What’s the Circular Economy, and Why Does it Matter to Georgians?
In a linear economy, resources are extracted to produce items. Items like beverages are sold in containers to consumers for a single use. Other products are intentionally designed for short life cycles to be discarded for newer models. This practice is called planned obsolescence. (Think about the washing machines that our parents and grandparents used for decades. Today, we feel lucky to get 5 years out of our Maytag or Whirpool.)
In a circular economy, products and their lifecycles are designed, produced and managed thoughtfully for a continuous lifecycle where resources are reused and repurposed indefinitely in more environmentally-conscious ways. In a circular economy, people use products for longer and waste much, much less. Our soils, wetlands, rivers and oceans receive fewer toxins from manufacturing processes and discarded waste. This means that plants, animals and humans live healthier lives.
Wondering about Bottle Bills?
Seven US states have bottle bills, otherwise known as container deposit legislation.

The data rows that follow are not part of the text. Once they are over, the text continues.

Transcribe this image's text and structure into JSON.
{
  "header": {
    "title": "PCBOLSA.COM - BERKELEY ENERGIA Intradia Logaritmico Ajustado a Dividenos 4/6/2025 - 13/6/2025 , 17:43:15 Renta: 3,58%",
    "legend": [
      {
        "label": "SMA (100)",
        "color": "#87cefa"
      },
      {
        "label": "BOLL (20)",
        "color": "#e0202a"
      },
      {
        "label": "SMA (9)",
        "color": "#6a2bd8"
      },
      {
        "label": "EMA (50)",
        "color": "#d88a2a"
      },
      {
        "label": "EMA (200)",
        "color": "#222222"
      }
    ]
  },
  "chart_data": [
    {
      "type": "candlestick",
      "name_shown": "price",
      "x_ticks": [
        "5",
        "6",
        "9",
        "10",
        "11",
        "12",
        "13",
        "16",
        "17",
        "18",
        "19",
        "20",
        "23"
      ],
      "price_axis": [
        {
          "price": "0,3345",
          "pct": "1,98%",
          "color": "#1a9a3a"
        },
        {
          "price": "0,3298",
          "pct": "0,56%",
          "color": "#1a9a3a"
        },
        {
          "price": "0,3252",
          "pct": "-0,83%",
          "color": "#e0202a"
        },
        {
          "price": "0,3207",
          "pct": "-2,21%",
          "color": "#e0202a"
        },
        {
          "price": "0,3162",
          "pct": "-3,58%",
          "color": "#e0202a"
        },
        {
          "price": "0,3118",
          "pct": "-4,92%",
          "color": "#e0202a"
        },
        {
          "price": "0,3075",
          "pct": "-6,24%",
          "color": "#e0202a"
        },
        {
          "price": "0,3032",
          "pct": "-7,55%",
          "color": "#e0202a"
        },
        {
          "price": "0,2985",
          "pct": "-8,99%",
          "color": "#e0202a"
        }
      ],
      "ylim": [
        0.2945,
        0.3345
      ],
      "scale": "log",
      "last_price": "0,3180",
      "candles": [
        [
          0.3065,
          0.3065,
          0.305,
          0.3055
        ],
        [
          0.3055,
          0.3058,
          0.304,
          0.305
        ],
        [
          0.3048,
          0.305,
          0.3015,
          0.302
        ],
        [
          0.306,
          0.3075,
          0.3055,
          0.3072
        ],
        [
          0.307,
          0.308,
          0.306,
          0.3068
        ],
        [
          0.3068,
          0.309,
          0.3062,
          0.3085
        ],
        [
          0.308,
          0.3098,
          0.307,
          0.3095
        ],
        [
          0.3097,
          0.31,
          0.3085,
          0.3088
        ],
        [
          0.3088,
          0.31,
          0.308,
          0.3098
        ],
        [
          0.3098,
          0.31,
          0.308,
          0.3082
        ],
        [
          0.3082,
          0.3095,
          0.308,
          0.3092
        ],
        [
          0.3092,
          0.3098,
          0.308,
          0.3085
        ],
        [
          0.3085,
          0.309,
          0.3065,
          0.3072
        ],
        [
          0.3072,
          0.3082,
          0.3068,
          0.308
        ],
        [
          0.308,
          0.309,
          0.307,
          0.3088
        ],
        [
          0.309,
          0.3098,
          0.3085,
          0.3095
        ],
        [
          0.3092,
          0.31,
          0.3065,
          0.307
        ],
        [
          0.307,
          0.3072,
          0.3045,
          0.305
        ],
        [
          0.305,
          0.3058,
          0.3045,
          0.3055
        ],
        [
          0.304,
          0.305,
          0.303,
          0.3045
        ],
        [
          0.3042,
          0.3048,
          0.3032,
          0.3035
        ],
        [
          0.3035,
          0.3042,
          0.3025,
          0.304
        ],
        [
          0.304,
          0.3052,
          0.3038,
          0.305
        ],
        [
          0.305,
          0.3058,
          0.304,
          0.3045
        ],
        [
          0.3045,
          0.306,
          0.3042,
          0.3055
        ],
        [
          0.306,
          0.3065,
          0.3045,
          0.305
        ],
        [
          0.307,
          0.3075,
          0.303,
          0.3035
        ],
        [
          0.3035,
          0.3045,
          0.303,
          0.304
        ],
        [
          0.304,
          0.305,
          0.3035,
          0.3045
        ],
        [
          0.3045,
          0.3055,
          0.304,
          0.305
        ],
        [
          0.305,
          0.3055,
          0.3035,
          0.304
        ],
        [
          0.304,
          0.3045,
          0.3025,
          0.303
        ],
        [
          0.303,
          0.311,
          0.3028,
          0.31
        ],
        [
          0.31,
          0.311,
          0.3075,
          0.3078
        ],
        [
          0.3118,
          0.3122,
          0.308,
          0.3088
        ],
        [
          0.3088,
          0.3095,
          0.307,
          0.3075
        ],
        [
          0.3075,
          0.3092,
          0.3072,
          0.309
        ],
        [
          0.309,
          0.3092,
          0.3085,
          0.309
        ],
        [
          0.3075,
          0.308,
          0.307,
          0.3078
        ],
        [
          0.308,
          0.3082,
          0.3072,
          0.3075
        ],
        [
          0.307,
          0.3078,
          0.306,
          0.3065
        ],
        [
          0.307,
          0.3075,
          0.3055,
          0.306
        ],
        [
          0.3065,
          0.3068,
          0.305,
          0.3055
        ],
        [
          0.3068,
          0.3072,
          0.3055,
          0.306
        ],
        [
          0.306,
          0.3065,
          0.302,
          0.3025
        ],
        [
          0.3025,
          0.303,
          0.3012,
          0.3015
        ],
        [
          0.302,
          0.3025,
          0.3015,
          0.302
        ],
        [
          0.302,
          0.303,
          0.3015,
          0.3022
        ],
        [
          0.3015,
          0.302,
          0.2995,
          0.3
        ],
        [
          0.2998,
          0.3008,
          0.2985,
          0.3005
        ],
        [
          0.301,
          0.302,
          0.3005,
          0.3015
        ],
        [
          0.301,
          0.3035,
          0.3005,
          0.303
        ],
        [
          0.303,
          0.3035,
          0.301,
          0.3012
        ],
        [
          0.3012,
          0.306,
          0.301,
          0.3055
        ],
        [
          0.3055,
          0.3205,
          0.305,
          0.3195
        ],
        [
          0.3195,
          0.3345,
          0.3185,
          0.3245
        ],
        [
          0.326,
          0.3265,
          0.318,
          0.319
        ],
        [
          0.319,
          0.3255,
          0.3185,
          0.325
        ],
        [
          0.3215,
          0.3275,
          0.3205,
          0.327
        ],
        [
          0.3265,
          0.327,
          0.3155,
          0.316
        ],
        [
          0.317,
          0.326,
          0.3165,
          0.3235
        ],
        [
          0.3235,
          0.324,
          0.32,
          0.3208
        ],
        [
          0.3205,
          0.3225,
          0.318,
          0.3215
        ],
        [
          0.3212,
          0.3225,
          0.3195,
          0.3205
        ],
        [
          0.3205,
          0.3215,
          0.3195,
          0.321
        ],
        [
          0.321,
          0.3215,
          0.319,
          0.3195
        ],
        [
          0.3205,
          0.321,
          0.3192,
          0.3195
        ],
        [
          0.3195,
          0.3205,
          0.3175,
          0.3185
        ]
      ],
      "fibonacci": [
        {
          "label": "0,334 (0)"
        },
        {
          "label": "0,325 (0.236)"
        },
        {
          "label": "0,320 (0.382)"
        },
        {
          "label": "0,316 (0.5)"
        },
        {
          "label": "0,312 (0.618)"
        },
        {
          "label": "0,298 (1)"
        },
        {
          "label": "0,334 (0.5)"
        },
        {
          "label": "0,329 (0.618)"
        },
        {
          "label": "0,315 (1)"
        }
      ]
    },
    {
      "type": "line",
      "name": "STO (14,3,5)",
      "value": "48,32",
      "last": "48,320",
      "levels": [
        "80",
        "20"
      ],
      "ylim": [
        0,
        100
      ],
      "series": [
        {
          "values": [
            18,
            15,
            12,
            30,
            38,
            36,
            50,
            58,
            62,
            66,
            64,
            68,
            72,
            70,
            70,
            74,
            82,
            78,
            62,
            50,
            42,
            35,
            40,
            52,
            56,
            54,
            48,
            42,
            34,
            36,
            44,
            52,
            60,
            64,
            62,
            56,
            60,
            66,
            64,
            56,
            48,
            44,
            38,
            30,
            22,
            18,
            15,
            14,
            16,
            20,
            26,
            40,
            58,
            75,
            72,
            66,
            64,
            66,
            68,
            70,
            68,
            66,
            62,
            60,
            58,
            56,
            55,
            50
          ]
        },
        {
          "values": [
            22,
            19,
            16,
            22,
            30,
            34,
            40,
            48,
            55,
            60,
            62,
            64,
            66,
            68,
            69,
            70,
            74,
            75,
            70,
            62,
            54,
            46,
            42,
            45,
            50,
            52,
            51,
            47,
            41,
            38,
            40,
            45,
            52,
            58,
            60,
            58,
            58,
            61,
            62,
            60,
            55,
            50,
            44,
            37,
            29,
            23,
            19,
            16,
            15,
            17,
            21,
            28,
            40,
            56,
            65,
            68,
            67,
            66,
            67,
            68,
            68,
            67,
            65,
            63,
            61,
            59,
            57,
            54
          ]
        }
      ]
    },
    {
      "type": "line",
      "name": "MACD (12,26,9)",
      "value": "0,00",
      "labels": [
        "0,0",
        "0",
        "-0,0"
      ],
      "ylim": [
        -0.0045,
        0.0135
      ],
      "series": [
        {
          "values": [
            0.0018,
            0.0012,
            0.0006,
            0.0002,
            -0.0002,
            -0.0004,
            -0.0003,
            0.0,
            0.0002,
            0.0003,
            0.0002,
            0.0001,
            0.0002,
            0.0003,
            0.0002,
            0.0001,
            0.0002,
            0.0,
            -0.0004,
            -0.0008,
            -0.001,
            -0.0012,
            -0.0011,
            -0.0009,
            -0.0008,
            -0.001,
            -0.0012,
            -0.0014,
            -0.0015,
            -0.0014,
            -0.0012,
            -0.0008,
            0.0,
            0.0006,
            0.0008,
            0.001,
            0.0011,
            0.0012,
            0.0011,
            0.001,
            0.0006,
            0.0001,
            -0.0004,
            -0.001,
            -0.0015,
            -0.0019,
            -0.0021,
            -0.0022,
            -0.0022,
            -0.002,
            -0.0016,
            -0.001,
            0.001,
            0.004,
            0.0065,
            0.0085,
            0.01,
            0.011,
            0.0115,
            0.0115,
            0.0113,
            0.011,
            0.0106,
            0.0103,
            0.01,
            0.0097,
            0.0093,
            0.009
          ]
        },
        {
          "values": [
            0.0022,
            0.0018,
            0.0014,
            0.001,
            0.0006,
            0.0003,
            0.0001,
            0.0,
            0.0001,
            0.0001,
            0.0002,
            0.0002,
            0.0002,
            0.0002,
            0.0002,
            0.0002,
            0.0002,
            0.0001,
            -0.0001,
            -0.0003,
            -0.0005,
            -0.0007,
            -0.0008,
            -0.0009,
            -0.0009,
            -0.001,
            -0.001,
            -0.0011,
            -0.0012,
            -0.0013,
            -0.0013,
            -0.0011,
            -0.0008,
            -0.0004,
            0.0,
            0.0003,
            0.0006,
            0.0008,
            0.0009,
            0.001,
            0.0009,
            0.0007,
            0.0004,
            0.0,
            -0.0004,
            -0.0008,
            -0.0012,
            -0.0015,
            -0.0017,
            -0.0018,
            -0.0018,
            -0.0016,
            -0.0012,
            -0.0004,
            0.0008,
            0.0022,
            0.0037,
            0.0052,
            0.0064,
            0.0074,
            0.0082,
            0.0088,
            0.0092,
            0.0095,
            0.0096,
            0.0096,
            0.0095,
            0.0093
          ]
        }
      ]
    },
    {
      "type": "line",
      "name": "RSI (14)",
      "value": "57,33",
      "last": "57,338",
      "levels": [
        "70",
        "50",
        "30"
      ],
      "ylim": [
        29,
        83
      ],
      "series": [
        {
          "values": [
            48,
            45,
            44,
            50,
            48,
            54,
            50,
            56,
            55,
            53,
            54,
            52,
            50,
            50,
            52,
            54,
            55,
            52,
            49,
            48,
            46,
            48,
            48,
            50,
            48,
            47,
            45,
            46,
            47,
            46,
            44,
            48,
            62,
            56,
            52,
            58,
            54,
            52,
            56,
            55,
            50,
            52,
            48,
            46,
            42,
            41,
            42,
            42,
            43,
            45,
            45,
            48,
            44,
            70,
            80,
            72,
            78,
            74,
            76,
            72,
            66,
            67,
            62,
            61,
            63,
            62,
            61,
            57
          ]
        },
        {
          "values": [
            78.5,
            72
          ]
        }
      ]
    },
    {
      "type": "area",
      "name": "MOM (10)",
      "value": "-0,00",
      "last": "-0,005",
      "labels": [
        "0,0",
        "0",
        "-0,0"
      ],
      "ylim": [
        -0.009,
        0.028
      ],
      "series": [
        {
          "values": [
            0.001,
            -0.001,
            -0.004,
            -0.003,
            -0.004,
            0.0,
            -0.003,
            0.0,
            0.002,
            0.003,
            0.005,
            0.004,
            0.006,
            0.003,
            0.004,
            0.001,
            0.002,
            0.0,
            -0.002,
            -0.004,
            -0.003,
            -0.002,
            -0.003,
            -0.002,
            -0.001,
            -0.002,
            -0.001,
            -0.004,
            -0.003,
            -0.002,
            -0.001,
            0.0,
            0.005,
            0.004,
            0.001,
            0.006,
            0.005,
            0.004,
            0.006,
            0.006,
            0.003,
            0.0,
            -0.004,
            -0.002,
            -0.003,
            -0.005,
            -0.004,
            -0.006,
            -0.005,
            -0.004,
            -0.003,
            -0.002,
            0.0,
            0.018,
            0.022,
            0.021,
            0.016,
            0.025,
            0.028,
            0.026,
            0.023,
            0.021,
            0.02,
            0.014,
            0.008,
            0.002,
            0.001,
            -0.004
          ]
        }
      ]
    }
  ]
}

When you buy carbonated beverages in a Bottle Bill state, you pay a deposit of 5 or 10 cents per can at checkout. (Glass or plastic bottles often have deposits too.) After you’ve consumed your beverage, you toss your cans in a bin in your kitchen or a bag in the mud room or a box in the garage. When the box is full of recyclables, you bring your cans and bottles back to the grocery store. You get your deposit back as cash in your pocket. Meanwhile the containers are recycled and stay out of landfills. Win. win. Georgia does not currently have a container deposit system.